- INPUT DATA

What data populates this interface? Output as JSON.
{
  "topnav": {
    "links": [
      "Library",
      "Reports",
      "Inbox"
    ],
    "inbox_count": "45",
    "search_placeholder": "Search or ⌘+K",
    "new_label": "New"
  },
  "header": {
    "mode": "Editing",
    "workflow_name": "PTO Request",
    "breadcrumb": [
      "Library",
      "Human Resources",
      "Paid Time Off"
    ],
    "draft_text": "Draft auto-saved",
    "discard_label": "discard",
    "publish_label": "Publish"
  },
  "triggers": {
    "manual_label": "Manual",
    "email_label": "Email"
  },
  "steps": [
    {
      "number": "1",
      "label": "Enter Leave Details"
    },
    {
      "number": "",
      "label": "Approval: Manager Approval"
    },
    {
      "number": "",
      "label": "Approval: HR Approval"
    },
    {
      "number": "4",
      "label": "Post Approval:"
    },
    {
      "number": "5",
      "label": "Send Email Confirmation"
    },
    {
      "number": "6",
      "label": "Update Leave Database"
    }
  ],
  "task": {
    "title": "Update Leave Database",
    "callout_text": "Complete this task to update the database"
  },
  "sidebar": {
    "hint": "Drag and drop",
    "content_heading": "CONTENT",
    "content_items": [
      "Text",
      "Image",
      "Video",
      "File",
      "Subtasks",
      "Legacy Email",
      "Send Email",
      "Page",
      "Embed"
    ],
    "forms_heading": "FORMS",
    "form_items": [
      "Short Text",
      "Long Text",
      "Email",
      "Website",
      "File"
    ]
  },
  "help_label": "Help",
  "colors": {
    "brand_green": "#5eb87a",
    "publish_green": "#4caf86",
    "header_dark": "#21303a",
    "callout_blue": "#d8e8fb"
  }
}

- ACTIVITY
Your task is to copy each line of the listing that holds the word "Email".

- EXERCISE RESULT
    "email_label": "Email"
      "label": "Send Email Confirmation"
      "Legacy Email",
      "Send Email",
      "Email",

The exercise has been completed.